---------- ENTRIES SUPPLIED

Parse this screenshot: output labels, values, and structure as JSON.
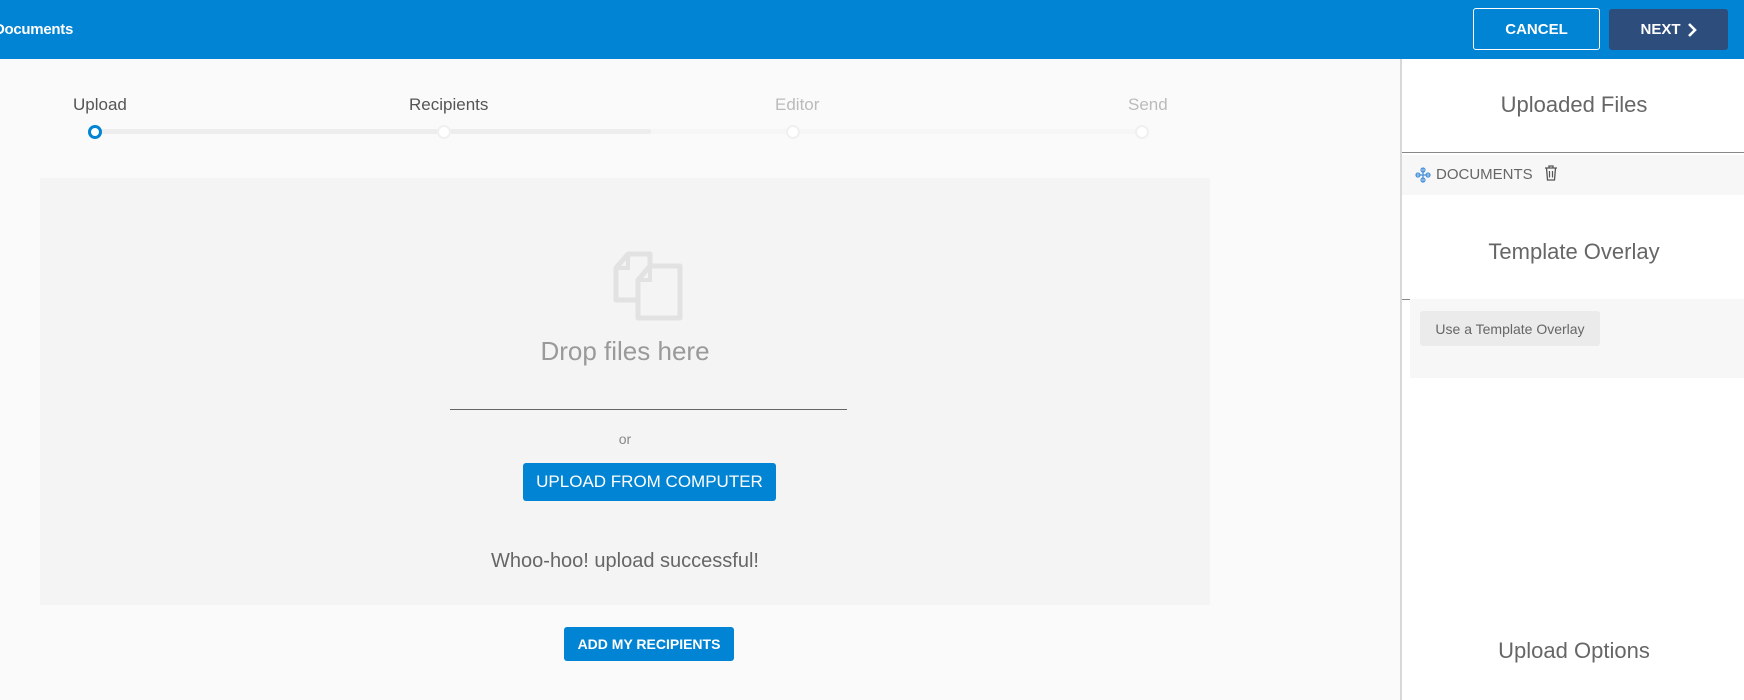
{
  "header": {
    "title": "Documents",
    "cancel_label": "CANCEL",
    "next_label": "NEXT"
  },
  "stepper": {
    "steps": [
      {
        "label": "Upload",
        "state": "current"
      },
      {
        "label": "Recipients",
        "state": "pending"
      },
      {
        "label": "Editor",
        "state": "disabled"
      },
      {
        "label": "Send",
        "state": "disabled"
      }
    ]
  },
  "dropzone": {
    "icon": "documents-icon",
    "drop_text": "Drop files here",
    "or_text": "or",
    "upload_button": "UPLOAD FROM COMPUTER",
    "status_text": "Whoo-hoo! upload successful!"
  },
  "add_recipients_button": "ADD MY RECIPIENTS",
  "sidebar": {
    "uploaded_files_title": "Uploaded Files",
    "documents_label": "DOCUMENTS",
    "template_overlay_title": "Template Overlay",
    "template_button": "Use a Template Overlay",
    "upload_options_title": "Upload Options"
  },
  "colors": {
    "header_bg": "#0284d4",
    "next_bg": "#2d4e7c",
    "primary_button": "#0284d4"
  }
}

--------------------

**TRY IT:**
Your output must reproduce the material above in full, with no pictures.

**WRITTEN RESPONSE:**
Parse this screenshot: output labels, values, and structure as JSON.
{
  "header": {
    "title": "Documents",
    "cancel_label": "CANCEL",
    "next_label": "NEXT"
  },
  "stepper": {
    "steps": [
      {
        "label": "Upload",
        "state": "current"
      },
      {
        "label": "Recipients",
        "state": "pending"
      },
      {
        "label": "Editor",
        "state": "disabled"
      },
      {
        "label": "Send",
        "state": "disabled"
      }
    ]
  },
  "dropzone": {
    "icon": "documents-icon",
    "drop_text": "Drop files here",
    "or_text": "or",
    "upload_button": "UPLOAD FROM COMPUTER",
    "status_text": "Whoo-hoo! upload successful!"
  },
  "add_recipients_button": "ADD MY RECIPIENTS",
  "sidebar": {
    "uploaded_files_title": "Uploaded Files",
    "documents_label": "DOCUMENTS",
    "template_overlay_title": "Template Overlay",
    "template_button": "Use a Template Overlay",
    "upload_options_title": "Upload Options"
  },
  "colors": {
    "header_bg": "#0284d4",
    "next_bg": "#2d4e7c",
    "primary_button": "#0284d4"
  }
}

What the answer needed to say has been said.